      • Leaving aside the name calling – unless you are a sock puppet for the developers.

        1. The parent company of the Value Village chain is Savers, Inc., a multinational company headquartered in Bellevue. (The Savers chain has stores in the U.S., Canada, and Australia.)

        2. 40% of Savers is owned by TPG Capital and Leonard Green & Partners (two private equity firms). Another 40% is owned by Thomas Ellison, Chairman of Savers, Inc. The balance is owned by company management. The company was purchased by the current ownership group for roughly $1.6 billion.

        3. The Ellison family owns the “Value Village” building in Capitol Hill.

        4. The developers seeking to re-develop the property are Legacy Commercial. Legacy Commercial are a private RE company owned by Tom Ellison, Chairman and 40% owner of Savers Inc. and family patriarch of the family owning the building.

        Its all the same people. Value Village rents from itself. So lets stop pretending this is some case of a third-party landlord “pushing out” Value Village.

      • Thank you Husky Down. This is the truth. Nobody else seems to have a clue. I would like to add that the landmark protection for this building and the building on the corner is in place. Legacy has tried unsuccessfully to move forward with the redevelopment. The landmark board has rejected it. Unless they litigate, these building are protected and will not be facadimized. The closing of value village is a very good sign that the building will be repurposed rather than redeveloped into a block-sized building with a false front. This is a huge win for the neighborhood. I can’t wait for that hideous Value Village awning to come down.

      • You are incorrect. The owner of Value Village owns that location and lot. Look things up prior to commenting. And they just told their employees, they will only keep the men the last two weeks of closing. Can you say “discrimination”

  12. Have you guys seen the house that the owner of Value Village is building on Mercer Island? They had to tear down four existing homes to build it. Don’t act like this is St. Vincent DePaul’s or the Salvation Army. If it’s about the community, support Life Long thrift. Also I was in VV five times a week…none of their employees ever said it was good company to work we should be happy that an exploitative, capitalist, that takes donations under the guise of charity and sell them back to us at a huge mark-up is closing…not me though, I found too much cool stuff there over the years…RIP Capital Hill Value Village..

  13. Nothing new in the trend to kick out anyone in the city who is not supported by a rich daddy. On a good note there are TONS of thrift stores when You venture down South to Your new home. Eventually the yuppies will miss having people around to tend their bars.
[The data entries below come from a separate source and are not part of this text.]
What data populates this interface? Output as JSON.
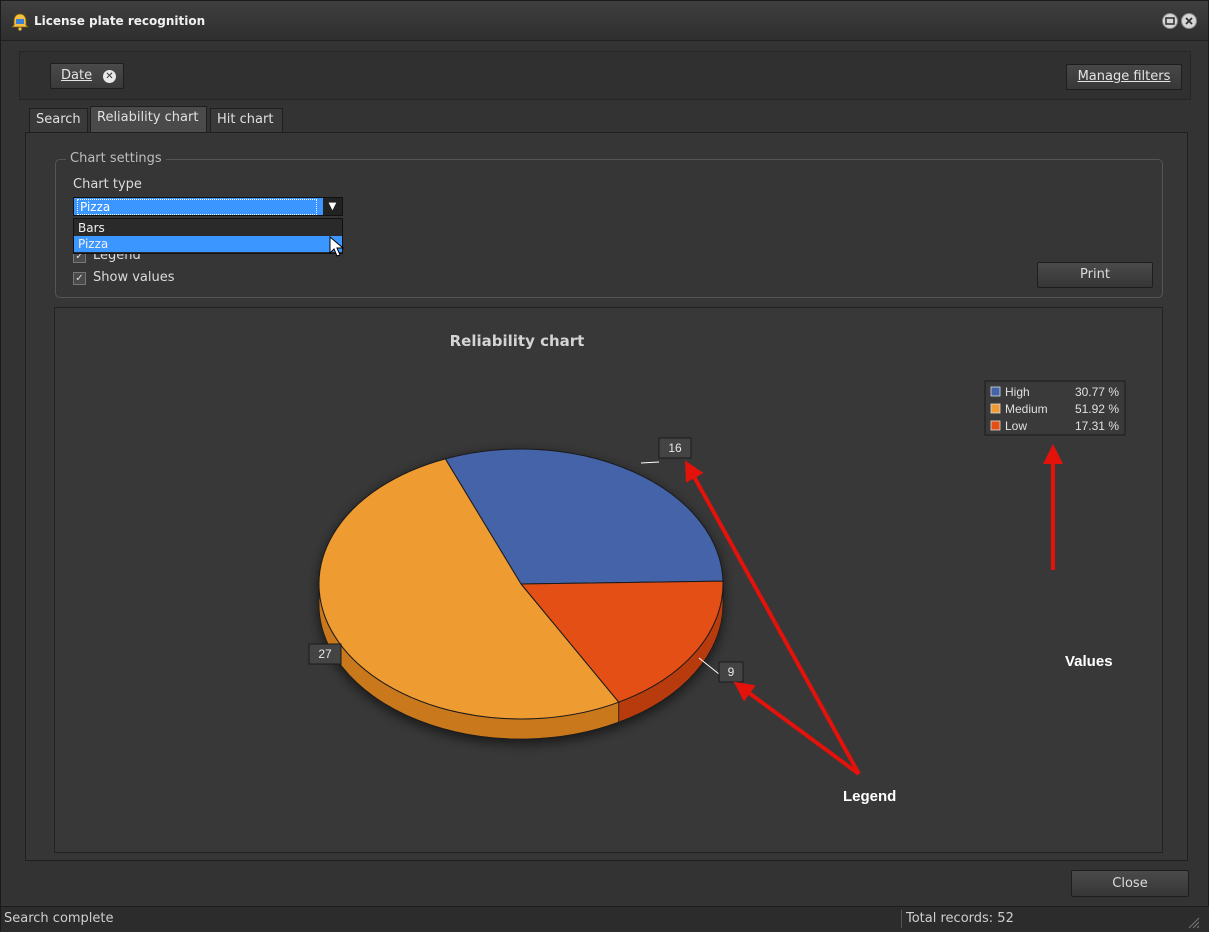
{
  "window": {
    "title": "License plate recognition",
    "icon": "bell-camera-icon"
  },
  "filters": {
    "chips": [
      {
        "label": "Date"
      }
    ],
    "manage_label": "Manage filters"
  },
  "tabs": [
    {
      "label": "Search",
      "active": false
    },
    {
      "label": "Reliability chart",
      "active": true
    },
    {
      "label": "Hit chart",
      "active": false
    }
  ],
  "settings": {
    "group_label": "Chart settings",
    "chart_type_label": "Chart type",
    "chart_type_value": "Pizza",
    "dropdown_options": [
      "Bars",
      "Pizza"
    ],
    "legend_label": "Legend",
    "legend_checked": true,
    "show_values_label": "Show values",
    "show_values_checked": true,
    "print_label": "Print"
  },
  "chart_data": {
    "type": "pie",
    "title": "Reliability chart",
    "categories": [
      "High",
      "Medium",
      "Low"
    ],
    "values": [
      16,
      27,
      9
    ],
    "percentages": [
      "30.77 %",
      "51.92 %",
      "17.31 %"
    ],
    "colors": [
      "#4464a8",
      "#ee9b33",
      "#e44f14"
    ],
    "side_colors": [
      "#2f4a80",
      "#c9781c",
      "#b83a0c"
    ],
    "legend_placement": "top-right"
  },
  "annotations": {
    "values_label": "Values",
    "legend_label": "Legend",
    "arrow_color": "#e3120b"
  },
  "footer": {
    "close_label": "Close",
    "status": "Search complete",
    "total_records": "Total records: 52"
  }
}
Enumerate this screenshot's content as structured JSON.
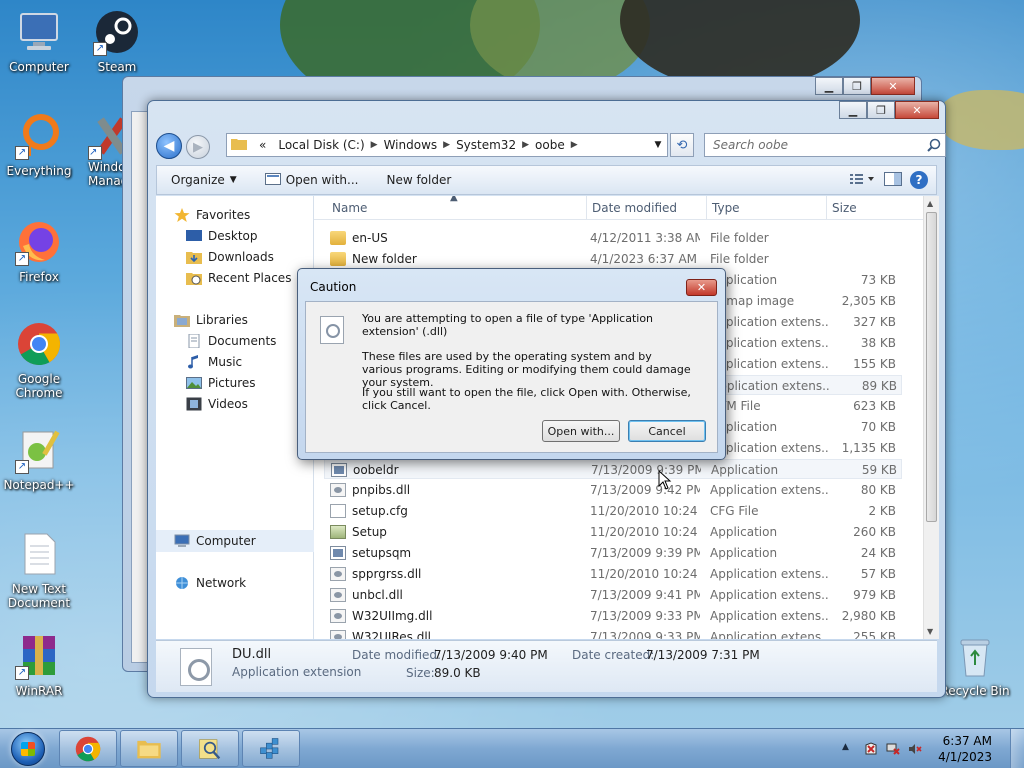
{
  "desktop": {
    "icons": [
      {
        "label": "Computer"
      },
      {
        "label": "Steam"
      },
      {
        "label": "Everything"
      },
      {
        "label": "Windows Manager"
      },
      {
        "label": "Firefox"
      },
      {
        "label": "Google Chrome"
      },
      {
        "label": "Notepad++"
      },
      {
        "label": "New Text Document"
      },
      {
        "label": "WinRAR"
      },
      {
        "label": "Recycle Bin"
      }
    ]
  },
  "explorer": {
    "address": {
      "prefix": "«",
      "segments": [
        "Local Disk (C:)",
        "Windows",
        "System32",
        "oobe"
      ]
    },
    "search_placeholder": "Search oobe",
    "toolbar": {
      "organize": "Organize",
      "open_with": "Open with...",
      "new_folder": "New folder"
    },
    "nav": {
      "favorites": "Favorites",
      "desktop": "Desktop",
      "downloads": "Downloads",
      "recent_places": "Recent Places",
      "libraries": "Libraries",
      "documents": "Documents",
      "music": "Music",
      "pictures": "Pictures",
      "videos": "Videos",
      "computer": "Computer",
      "network": "Network"
    },
    "columns": {
      "name": "Name",
      "date_modified": "Date modified",
      "type": "Type",
      "size": "Size"
    },
    "files": [
      {
        "name": "en-US",
        "date": "4/12/2011 3:38 AM",
        "type": "File folder",
        "size": ""
      },
      {
        "name": "New folder",
        "date": "4/1/2023 6:37 AM",
        "type": "File folder",
        "size": ""
      },
      {
        "name": "",
        "date": "",
        "type": "Application",
        "size": "73 KB"
      },
      {
        "name": "",
        "date": "",
        "type": "Bitmap image",
        "size": "2,305 KB"
      },
      {
        "name": "",
        "date": "",
        "type": "Application extens...",
        "size": "327 KB"
      },
      {
        "name": "",
        "date": "",
        "type": "Application extens...",
        "size": "38 KB"
      },
      {
        "name": "",
        "date": "",
        "type": "Application extens...",
        "size": "155 KB"
      },
      {
        "name": "",
        "date": "",
        "type": "Application extens...",
        "size": "89 KB"
      },
      {
        "name": "",
        "date": "",
        "type": "HTM File",
        "size": "623 KB"
      },
      {
        "name": "",
        "date": "",
        "type": "Application",
        "size": "70 KB"
      },
      {
        "name": "",
        "date": "",
        "type": "Application extens...",
        "size": "1,135 KB"
      },
      {
        "name": "oobeldr",
        "date": "7/13/2009 9:39 PM",
        "type": "Application",
        "size": "59 KB"
      },
      {
        "name": "pnpibs.dll",
        "date": "7/13/2009 9:42 PM",
        "type": "Application extens...",
        "size": "80 KB"
      },
      {
        "name": "setup.cfg",
        "date": "11/20/2010 10:24 ...",
        "type": "CFG File",
        "size": "2 KB"
      },
      {
        "name": "Setup",
        "date": "11/20/2010 10:24 ...",
        "type": "Application",
        "size": "260 KB"
      },
      {
        "name": "setupsqm",
        "date": "7/13/2009 9:39 PM",
        "type": "Application",
        "size": "24 KB"
      },
      {
        "name": "spprgrss.dll",
        "date": "11/20/2010 10:24 ...",
        "type": "Application extens...",
        "size": "57 KB"
      },
      {
        "name": "unbcl.dll",
        "date": "7/13/2009 9:41 PM",
        "type": "Application extens...",
        "size": "979 KB"
      },
      {
        "name": "W32UIImg.dll",
        "date": "7/13/2009 9:33 PM",
        "type": "Application extens...",
        "size": "2,980 KB"
      },
      {
        "name": "W32UIRes.dll",
        "date": "7/13/2009 9:33 PM",
        "type": "Application extens...",
        "size": "255 KB"
      }
    ],
    "details": {
      "filename": "DU.dll",
      "filetype": "Application extension",
      "date_modified_label": "Date modified:",
      "date_modified": "7/13/2009 9:40 PM",
      "date_created_label": "Date created:",
      "date_created": "7/13/2009 7:31 PM",
      "size_label": "Size:",
      "size": "89.0 KB"
    }
  },
  "dialog": {
    "title": "Caution",
    "close_glyph": "✕",
    "line1": "You are attempting to open a file of type 'Application extension' (.dll)",
    "line2": "These files are used by the operating system and by various programs. Editing or modifying them could damage your system.",
    "line3": "If you still want to open the file, click Open with. Otherwise, click Cancel.",
    "open_with": "Open with...",
    "cancel": "Cancel"
  },
  "taskbar": {
    "time": "6:37 AM",
    "date": "4/1/2023"
  }
}
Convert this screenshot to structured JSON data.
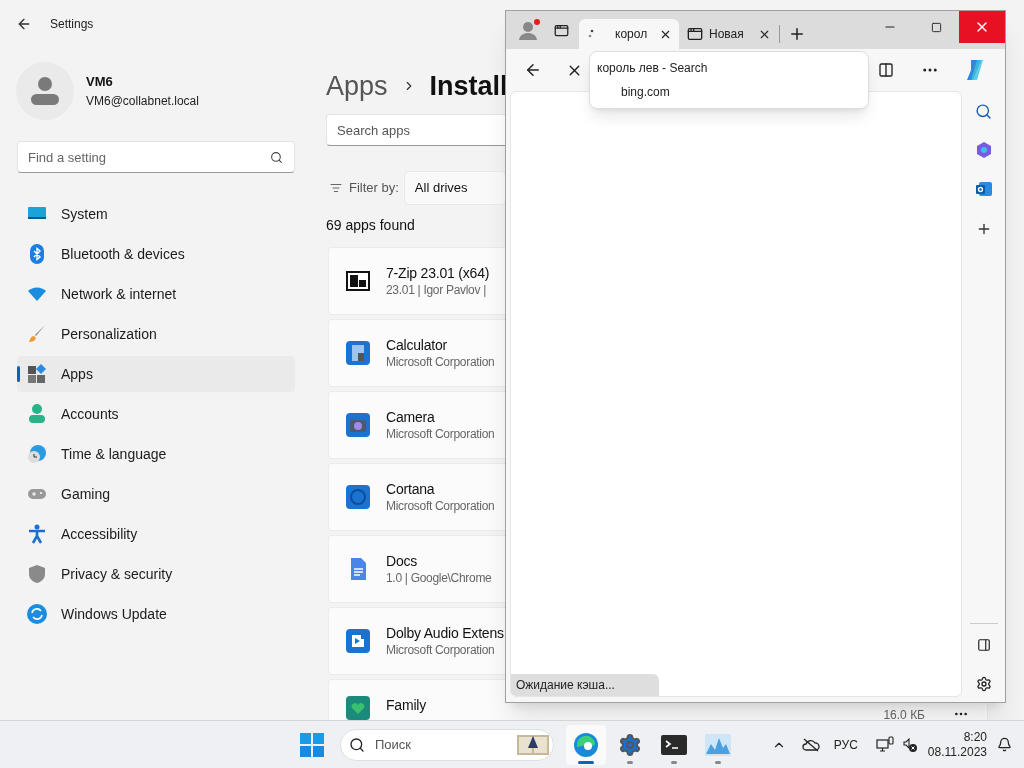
{
  "settings": {
    "title": "Settings",
    "user": {
      "name": "VM6",
      "email": "VM6@collabnet.local"
    },
    "search": {
      "placeholder": "Find a setting"
    },
    "nav": [
      {
        "label": "System",
        "selected": false
      },
      {
        "label": "Bluetooth & devices",
        "selected": false
      },
      {
        "label": "Network & internet",
        "selected": false
      },
      {
        "label": "Personalization",
        "selected": false
      },
      {
        "label": "Apps",
        "selected": true
      },
      {
        "label": "Accounts",
        "selected": false
      },
      {
        "label": "Time & language",
        "selected": false
      },
      {
        "label": "Gaming",
        "selected": false
      },
      {
        "label": "Accessibility",
        "selected": false
      },
      {
        "label": "Privacy & security",
        "selected": false
      },
      {
        "label": "Windows Update",
        "selected": false
      }
    ],
    "breadcrumb": [
      "Apps",
      "Install"
    ],
    "apps_search": {
      "placeholder": "Search apps"
    },
    "filter": {
      "label": "Filter by:",
      "value": "All drives"
    },
    "count": "69 apps found",
    "apps": [
      {
        "name": "7-Zip 23.01 (x64)",
        "detail": "23.01  |  Igor Pavlov  |"
      },
      {
        "name": "Calculator",
        "detail": "Microsoft Corporation"
      },
      {
        "name": "Camera",
        "detail": "Microsoft Corporation"
      },
      {
        "name": "Cortana",
        "detail": "Microsoft Corporation"
      },
      {
        "name": "Docs",
        "detail": "1.0  |  Google\\Chrome"
      },
      {
        "name": "Dolby Audio Extens",
        "detail": "Microsoft Corporation"
      },
      {
        "name": "Family",
        "size": "16.0 КБ"
      }
    ]
  },
  "browser": {
    "tabs": [
      {
        "title": "корол",
        "selected": true
      },
      {
        "title": "Новая",
        "selected": false
      }
    ],
    "tooltip": {
      "title": "король лев - Search",
      "url": "bing.com"
    },
    "status": "Ожидание кэша..."
  },
  "taskbar": {
    "search": {
      "placeholder": "Поиск"
    },
    "apps": [
      {
        "selected": true
      },
      {
        "selected": false
      },
      {
        "selected": false
      },
      {
        "selected": false
      }
    ],
    "language": "РУС",
    "time": "8:20",
    "date": "08.11.2023"
  }
}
LMFAO!! Ugh…. *apathy*

  14. Too bad ValVil isn’t a non-profit or a publicly traded for-profit. Then a case could be made that Ellison violated his fiduciary duty as an officer of the ValVil board. Renting month-to-month for years? How convenient for his development company.